HJ-ED-DHJHerald Journal Columns
September 18, 2006, Herald Journal

Croc hunter was a lucky man


What can people living in rural Minnesota learn from a guy who spent his life in the Australian outback?

Quite a lot, actually.

Steve Irwin was a lucky man.

People around the world have mourned the recent death of Australia’s “Crocodile Hunter,” and many have commented on the exceptional bad luck surrounding his demise.

One must concede that, on that particular day, he was a bit unlucky.

The fact that he was killed by a stingray while swimming over the Great Barrier Reef, is evidence of this.

These creatures are generally considered docile, and, in the rare instances that humans are injured by stingrays, it is usually the result of people unwittingly treading on them as they rest on the ocean floor.

These attacks are defensive, rather than aggressive, in nature.

There are some discrepancies in the numbers, but reports suggest that there have only been two fatalities in Australia, and perhaps 20 worldwide, as the result of stingray attacks.

The odds were clearly against Irwin’s being killed by a stringray when he set out to film a new television series (titled “The Ocean’s Deadliest”) that morning.

While it must be conceded that his luck on that particular day was less than good, he was, on the whole, a very lucky man.

He spent his entire life interacting with dangerous creatures, and he clearly understood the risks.

The way that he lived his life provides a lesson for all of us.

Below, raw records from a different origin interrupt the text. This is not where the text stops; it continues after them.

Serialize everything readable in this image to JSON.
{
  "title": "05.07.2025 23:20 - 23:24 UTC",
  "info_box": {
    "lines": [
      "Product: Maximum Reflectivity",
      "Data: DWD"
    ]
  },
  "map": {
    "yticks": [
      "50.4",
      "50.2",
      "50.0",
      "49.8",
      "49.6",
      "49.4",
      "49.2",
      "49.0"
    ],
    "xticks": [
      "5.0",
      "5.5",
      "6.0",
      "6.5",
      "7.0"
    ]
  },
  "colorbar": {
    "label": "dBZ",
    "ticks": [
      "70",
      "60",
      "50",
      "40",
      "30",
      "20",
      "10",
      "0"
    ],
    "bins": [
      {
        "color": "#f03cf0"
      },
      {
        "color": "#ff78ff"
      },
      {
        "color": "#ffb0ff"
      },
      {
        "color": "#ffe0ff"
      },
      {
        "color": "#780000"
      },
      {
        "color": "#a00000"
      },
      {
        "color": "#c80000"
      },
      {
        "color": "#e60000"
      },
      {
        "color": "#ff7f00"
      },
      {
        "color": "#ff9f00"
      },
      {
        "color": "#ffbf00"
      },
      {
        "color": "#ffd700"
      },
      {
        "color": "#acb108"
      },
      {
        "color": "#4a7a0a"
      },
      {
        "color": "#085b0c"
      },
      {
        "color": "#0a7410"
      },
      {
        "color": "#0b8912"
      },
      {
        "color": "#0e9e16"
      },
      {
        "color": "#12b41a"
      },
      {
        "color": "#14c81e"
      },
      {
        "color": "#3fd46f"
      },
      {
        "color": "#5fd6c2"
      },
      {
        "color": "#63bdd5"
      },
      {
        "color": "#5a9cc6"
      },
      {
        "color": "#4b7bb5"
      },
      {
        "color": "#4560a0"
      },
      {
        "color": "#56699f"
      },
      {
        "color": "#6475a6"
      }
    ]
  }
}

This is not to suggest that we should abandon common sense and begin putting ourselves in dangerous situations just for the sake of taking risks. We each need to find our own path.

Irwin died without regrets.

No doubt he would have liked to be around to watch his two children grow up, and at age 44, there were probably a few things he still wanted to do before cashing in his chips.

But, he spent his life doing what he loved.

He was passionate about his work, and he spent his days outdoors interacting with animals.

This was what brought him worldwide fame.

People who watched his shows on television picked up on his unbridled enthusiasm, and his absolute love of what he did.

Many of the people who watched those shows will never come within 100 miles of a crocodile, or the kinds of poisonous snakes and spiders that he worked with.

But somehow, he made a connection with these people.

He may have been crazy.

His life was not without controversy, and there was clearly an element of drama, and of pushing the envelope in his productions.

But it wasn’t just for show. His enthusiasm was genuine.

And, it is unlikely that so many people would have tuned in to watch him talk about wildlife from a “safe” distance. It was the intimacy with nature that set Irwin apart.

He lived life on his terms, the only way he could live.

Some critics say that his recklessness was a disservice to the wife and children he left behind.

But, it could be argued that a life of playing it safe was not an option for Irwin.

It is possible that a more sedate lifestyle would have killed a man with his adventurous spirit more quickly than any of the dangerous animals with which he worked could.

The most important lesson that we can learn from Irwin is not about animals or the environment, it is about passion.

Whether we live in the Australian outback, or New York City, or a small town in Minnesota, there are things that are important to each of us.

We need to find those things, and embrace them.

A life, even a short life, that is complete and lived to the fullest, has got to be better than one that is long, but empty.

There are no guarantees for any of us. There is no way for us to know what tomorrow will bring, but we can be sure that excuses will not give us satisfaction.

Life involves risks. But if we attack every day as if it were our last, we can wring every ounce of living out of the time we have.

We don’t need to wrestle crocodiles or tangle with poisonous snakes to live a full life. But, we do need to figure out what is important to us, and we need to start now.

Tomorrow may be too late.

Steve Irwin understood that. This knowledge allowed him to get the most out of his life, and made him a lucky man. His example is something we can all learn from, no matter where we live.